Every time a Republican politician or candidate says something remotely offensive, Democrats are front and center demanding an immediate apology from the offending person and calling for official condemnations from party leaders at the highest levels.
And if that Republican is a member of the U.S. House, a resolution must be passed condemning that person by name.
If the apologies, condemnations, and resolutions don’t go far enough or come soon enough – or at all – Democrats will point to it all as evidence the Republican party condones the remarks.
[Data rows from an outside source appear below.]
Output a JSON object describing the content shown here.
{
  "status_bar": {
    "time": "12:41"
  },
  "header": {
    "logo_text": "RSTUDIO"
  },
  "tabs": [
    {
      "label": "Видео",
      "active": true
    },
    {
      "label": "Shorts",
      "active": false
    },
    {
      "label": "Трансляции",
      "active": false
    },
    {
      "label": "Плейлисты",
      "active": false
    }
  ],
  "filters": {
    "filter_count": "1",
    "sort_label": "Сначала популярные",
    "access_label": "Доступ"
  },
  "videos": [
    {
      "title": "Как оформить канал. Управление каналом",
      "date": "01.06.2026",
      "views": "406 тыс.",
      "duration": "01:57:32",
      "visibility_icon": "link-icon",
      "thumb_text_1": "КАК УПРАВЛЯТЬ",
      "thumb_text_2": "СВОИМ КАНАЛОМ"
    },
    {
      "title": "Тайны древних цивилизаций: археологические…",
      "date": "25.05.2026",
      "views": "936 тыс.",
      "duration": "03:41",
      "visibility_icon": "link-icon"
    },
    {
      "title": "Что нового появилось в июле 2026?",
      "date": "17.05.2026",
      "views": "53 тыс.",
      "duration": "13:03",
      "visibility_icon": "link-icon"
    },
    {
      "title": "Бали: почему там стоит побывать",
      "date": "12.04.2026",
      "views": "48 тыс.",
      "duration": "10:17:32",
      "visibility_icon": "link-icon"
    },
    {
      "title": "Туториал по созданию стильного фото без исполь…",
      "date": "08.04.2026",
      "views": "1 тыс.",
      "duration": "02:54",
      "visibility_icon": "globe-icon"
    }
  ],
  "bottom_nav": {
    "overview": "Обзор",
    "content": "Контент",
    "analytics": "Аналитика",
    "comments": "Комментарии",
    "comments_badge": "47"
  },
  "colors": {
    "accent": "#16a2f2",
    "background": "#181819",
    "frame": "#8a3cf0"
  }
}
They’ll also say it’s just par for the course for the so-called GOP “party of hate.”
With those standards in mind, it’s been fascinating to watch the debate play out within the Democratic party over the issue of formally condemning via a House resolution recent remarks made by first-term Congresswoman Ilhan Omar (MN) that were widely viewed as anti-Semitic.
Omar told a crowd of supporters in late February that she wanted “to talk about the political influence in this country that says it is okay to push for allegiance to a foreign country.” Just a couple of weeks prior to that, she wrote two different tweets insinuating that Jewish Americans were buying off politicians. These are considered anti-Semitic tropes, and her apology for the latter was not for what she said — it was for how people took it.
House Democratic leaders publicly rebuked Omar for her comments about Jewish Americans buying off elected officials, but there was no resolution on it. And they have struggled to come up with an appropriate response in the aftermath of her use of the offensive dual loyalty trope.
Republicans have noticed, and in turn are crying foul.
Flashback to early January. In an interview with the New York Times, Rep. Steve King (R-IA) said: “White nationalist, white supremacist, Western civilization — how did that language become offensive?”
The reaction was swift. Republicans condemned the comments. Within days, the Democratic-controlled House passed a unanimous resolution rebuking King by name. Republicans stripped King of all his committee assignments.
The message was clear: The normalization of white nationalism/supremacy by a member of the House would not be allowed in Congress.
So why can’t House Democrats do the same to Rep. Omar?
They spent over a week engaging in infighting over how best to handle what she said about “allegiance to a foreign country.” These are comments for which, to remind people, she did not apologize.
What they came up with was a toothless resolution that condemned all forms of hate, and which didn’t mention Rep. Omar by name.
House Speaker Nancy Pelosi told a reporter last week she believed that Omar, who is 37 years-old, did not “understood the full weight of the words” and that “her words were not based on any anti-Semitic attitude.” Really?
So a freshman representative who landed a coveted spot on the sensitive House Foreign Affairs Committee “didn’t understand” that her inflammatory words would be interpreted as anti-Semitic?
She’s still on this committee why again?
By not condemning Rep. Omar by name in their “anti-hate” resolution, and by steadfastly refusing to remove her from her committee assignments, Democrats are saying it’s more important for Omar to feel “welcomed and included.” They’re saying the valid concerns Democratic Jewish voters have for their safety and security, and for the disturbing direction the Democratic party is taking, are secondary.
It was not just necessary for Democrats to rebuke Omar in order to show they’d be consistent in the standards they hold Republicans to. It was imperative they do so send a strong message – one all Republicans would have supported – that dangerous tropes against Jewish people have no place in civilized society and they especially should not come from any Member of Congress.
This could have had a ripple effect in places like Durham where the Democratic party-controlled City Council has been under fire for the last year over taking positions that align with groups that are openly hostile to the Jewish community.
Rep. Omar has been emboldened by the House Democratic leadership’s failure to condemn her explicitly via a resolution, and there’s little doubt she – and others in Congress like Rep. Tlaib (MI) and Ocasio-Cortez (NY) — will test them again on this issue in the near future. The only question is in regards to how Democrats will respond the next time.
If it’s anything like what they’ve said and done so far, don’t expect much — which should not be just a concern for Jewish voters, but for everyone.
Stacey Matthews is a veteran blogger who has also written under the pseudonym Sister Toldjah and is a regular contributor to Red State and Legal Insurrection.